As I stood in that audience, waiting for my favorite musical group to take the stage, I looked out over the crowd and realized that there were a lot of long-time fans there, as well as new ones who were inspired by Laura’s relatively recent coming out, and overwhelming support of the LGBTQ community. I noticed, also, that fifteen years after this band began, the vibe at the venue was a little more zen than it would have been in the beginning. I only even counted two mohawks in the entire crowd, and three people came up to hug me after seeing the colorful ribbons in my hair; not exactly 2003 style. A little part of me began to worry that the fire might have been dying.
Two songs in, and we were jamming out to an old hit from back in the day, and I felt the intensity start to build. Four songs in we were crowd surfing and I felt the power and anger I craved from these people. I want them to care so much they continue to change the world. I know it seems like I’m getting a bit off track here, but I have a point. Seeing Tom Gable perform was a different experience. He seemed much more angry, and why wouldn’t he be? He felt like he was trapped in a body with no escape. But as Laura began singing songs she wrote both before and after coming out, I started crying. She was smiling. She smiled the whole damn time. She was always passionate, but that night she radiated all over the stage. She sang through her now lusciously long hair with a full-teeth grin, those same words she wrote a decade ago, and none of the fight was lost.
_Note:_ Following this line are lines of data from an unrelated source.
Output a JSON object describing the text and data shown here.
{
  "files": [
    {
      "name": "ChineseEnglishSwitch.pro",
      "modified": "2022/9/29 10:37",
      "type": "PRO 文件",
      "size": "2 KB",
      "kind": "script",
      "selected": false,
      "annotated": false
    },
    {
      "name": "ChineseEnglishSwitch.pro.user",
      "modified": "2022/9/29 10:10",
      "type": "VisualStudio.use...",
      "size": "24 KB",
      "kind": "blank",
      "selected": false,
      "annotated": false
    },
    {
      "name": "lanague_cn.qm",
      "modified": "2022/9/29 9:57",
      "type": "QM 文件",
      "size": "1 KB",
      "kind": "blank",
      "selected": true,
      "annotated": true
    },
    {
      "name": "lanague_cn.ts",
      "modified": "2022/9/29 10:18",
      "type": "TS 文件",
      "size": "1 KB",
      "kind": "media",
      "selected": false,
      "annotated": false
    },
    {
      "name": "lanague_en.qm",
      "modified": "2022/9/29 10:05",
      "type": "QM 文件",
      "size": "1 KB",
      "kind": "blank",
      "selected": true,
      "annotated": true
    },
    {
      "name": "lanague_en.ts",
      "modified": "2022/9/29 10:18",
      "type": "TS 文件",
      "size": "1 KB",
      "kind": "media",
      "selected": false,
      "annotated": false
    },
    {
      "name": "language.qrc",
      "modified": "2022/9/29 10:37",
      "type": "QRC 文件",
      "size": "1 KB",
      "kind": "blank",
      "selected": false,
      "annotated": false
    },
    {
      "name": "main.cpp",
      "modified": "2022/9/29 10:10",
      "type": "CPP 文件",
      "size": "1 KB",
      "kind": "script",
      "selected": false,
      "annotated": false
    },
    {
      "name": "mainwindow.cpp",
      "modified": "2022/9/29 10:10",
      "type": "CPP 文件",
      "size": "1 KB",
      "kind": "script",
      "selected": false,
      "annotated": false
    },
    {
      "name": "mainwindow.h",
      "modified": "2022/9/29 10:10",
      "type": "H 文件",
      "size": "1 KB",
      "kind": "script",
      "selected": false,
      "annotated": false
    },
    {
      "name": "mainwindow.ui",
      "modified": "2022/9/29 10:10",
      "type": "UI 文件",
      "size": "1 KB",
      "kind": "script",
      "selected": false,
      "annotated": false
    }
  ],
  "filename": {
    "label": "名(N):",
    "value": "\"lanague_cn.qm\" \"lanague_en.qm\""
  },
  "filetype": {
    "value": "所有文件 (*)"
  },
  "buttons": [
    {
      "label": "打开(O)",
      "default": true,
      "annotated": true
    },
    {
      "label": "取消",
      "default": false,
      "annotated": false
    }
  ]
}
Self love is knowing that even though you’ll face an enormous amount of struggle, you should come out as the person you are. Self love is encouraging others to do the same. Self love is sharing your story, knowing it could help just one person. Self love is accepting your social tendencies, sexual orientation, and body type. Self love is coming out to your band mates and them saying “Cool, did you want to get back to practice?” Self love is declaring your love for yourself to the world. Self love is a shirt that says “Gender Is Over”.
I have a condition called costochondritis that becomes exacerbated when I’m around very loud music, which means I don’t get to concerts as often as I’d like to because of the pain. I almost fainted at one point in the show, but I stuck it out. Any other circumstances would have allowed me to leave, but I couldn’t because of the utter joy on Laura’s face as she played back to back songs for an hour and a half like nothing ever changed. Because really, the only thing that did change was a pronoun and a giant sigh of relief that she can now be who she truly is.
Covered in glitter, my hair completely soaked through with sweat, I cried for a half hour after the show ended. It was the most beautiful experience that made me feel I had witnessed a miracle. It also made me realize that mohawk or not, we can all change the world, and it starts with acceptance and love, not just for each other, but for ourselves.
I leave you with some gorgeous lyrics of hers, from a song called “T.S.R. (This Shit Rules)”
I think you’re beautiful.
 The Supreme Court has legalized marriage for those of all sexual orientations in the United States!!!!!